AT&T is moving further away from the low-cost virtual MVPD (“skinny bundle”) model it helped pioneer with DirecTV Now back when it launched in 2016. Per multiple reports on Friday, AT&T will increase the monthly price of its “Plus” tier by $15 (to $65 per month) and its “Max” tier by $10 (to $80 per month) in November.
This past summer AT&T rebranded DirecTV Now as AT&T TV Now. DirecTV Now had already imposed a $10 per month price hike back in March and consolidated DirecTV Now’s original 3 tiers into the 2 current tiers and included HBO with both of them. If you were to back out the $15 per month that a standalone HBO Now subscription would cost, then the “Plus” and “Max” tiers would be $50 per month and $70 per month, respectively.
Those rates are essentially in line for comparable vMVPD services like YouTube TV ($50 per month), Hulu with Live TV ($45 per month), fuboTV ($55 per month) or PlayStation Vue ($55 per month for Core tier). All of these services include the major broadcast TV networks and a lot of other overlapping content. Other features vary between the services, such as YouTube TV’s unlimited DVR, and Hulu’s SVOD library.

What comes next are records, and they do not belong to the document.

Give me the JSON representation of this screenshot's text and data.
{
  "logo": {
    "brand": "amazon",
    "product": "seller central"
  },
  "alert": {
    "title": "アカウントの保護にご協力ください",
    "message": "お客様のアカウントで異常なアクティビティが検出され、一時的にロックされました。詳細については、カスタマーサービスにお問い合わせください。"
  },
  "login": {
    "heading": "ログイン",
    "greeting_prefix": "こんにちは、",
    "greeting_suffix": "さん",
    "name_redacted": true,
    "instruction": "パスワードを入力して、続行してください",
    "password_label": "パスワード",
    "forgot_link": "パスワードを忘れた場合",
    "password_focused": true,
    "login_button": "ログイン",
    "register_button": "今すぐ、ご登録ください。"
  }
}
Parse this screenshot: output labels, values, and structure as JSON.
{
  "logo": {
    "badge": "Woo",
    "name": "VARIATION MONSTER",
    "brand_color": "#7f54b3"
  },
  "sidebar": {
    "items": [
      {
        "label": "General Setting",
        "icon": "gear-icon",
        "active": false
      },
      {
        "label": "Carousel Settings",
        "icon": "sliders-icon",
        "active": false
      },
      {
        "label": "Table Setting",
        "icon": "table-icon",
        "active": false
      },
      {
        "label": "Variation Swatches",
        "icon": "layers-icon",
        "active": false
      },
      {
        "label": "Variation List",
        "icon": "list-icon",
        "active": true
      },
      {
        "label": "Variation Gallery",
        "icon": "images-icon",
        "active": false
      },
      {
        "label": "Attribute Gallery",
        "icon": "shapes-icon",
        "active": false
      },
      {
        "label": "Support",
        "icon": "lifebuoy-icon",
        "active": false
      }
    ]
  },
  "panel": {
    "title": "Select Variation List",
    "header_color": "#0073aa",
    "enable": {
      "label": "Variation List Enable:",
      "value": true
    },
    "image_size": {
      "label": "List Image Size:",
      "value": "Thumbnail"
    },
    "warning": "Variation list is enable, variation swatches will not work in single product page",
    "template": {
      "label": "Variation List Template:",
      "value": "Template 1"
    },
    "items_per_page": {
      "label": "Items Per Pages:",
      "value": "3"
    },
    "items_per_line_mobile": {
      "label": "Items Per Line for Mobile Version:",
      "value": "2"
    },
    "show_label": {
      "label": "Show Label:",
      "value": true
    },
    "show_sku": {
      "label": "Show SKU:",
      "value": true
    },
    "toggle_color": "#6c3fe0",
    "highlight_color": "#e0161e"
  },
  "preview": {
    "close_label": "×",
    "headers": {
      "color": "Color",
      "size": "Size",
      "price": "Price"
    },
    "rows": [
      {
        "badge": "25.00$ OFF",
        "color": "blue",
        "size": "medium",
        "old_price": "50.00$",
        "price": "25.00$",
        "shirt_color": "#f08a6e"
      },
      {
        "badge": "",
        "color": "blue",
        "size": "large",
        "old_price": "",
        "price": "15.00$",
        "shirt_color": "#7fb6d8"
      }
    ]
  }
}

The earlier price increase, coupled with a dramatic slowdown in discount promotions and rising competition had already driven down DirecTV Now subscribers by 168K subscribers in Q2 ’19. That brought DirecTV Now’s total losses for the prior 4 quarters to 469K subscribers.
There’s no doubt the new moves will cause more subscriber contraction, as AT&T moves steadily away from the low-cost virtual MVPD model that was its primary initial appeal. High programming costs always meant that turning a profit on vMVPD services was going to be challenging. At one time these seemed palatable as a way of bolstering wireless subscribers (I called it the “video as bait” strategy) and offsetting losses from AT&T’s traditional MVPDs U-verse and DirecTV.
But AT&T massive debt load, incurred from the Time Warner acquisition, has reduced the company’s flexibility to absorb short-term losses (not to mention an activist investor campaign against the company which could lead to the spin-off of DirecTV entirely). Two other new services, AT&T TV (the OTT-delivered DirecTV alternative) and HBO Max (the SVOD service launching next spring) will likely become the company’s core bundling methods for wireless.
DirecTV Now / AT&T TV Now had a quick 3 year evolution from golden child to unloved orphan. When AT&T reports its Q3 ’19 results next Monday, we’ll get another update on its falling trajectory.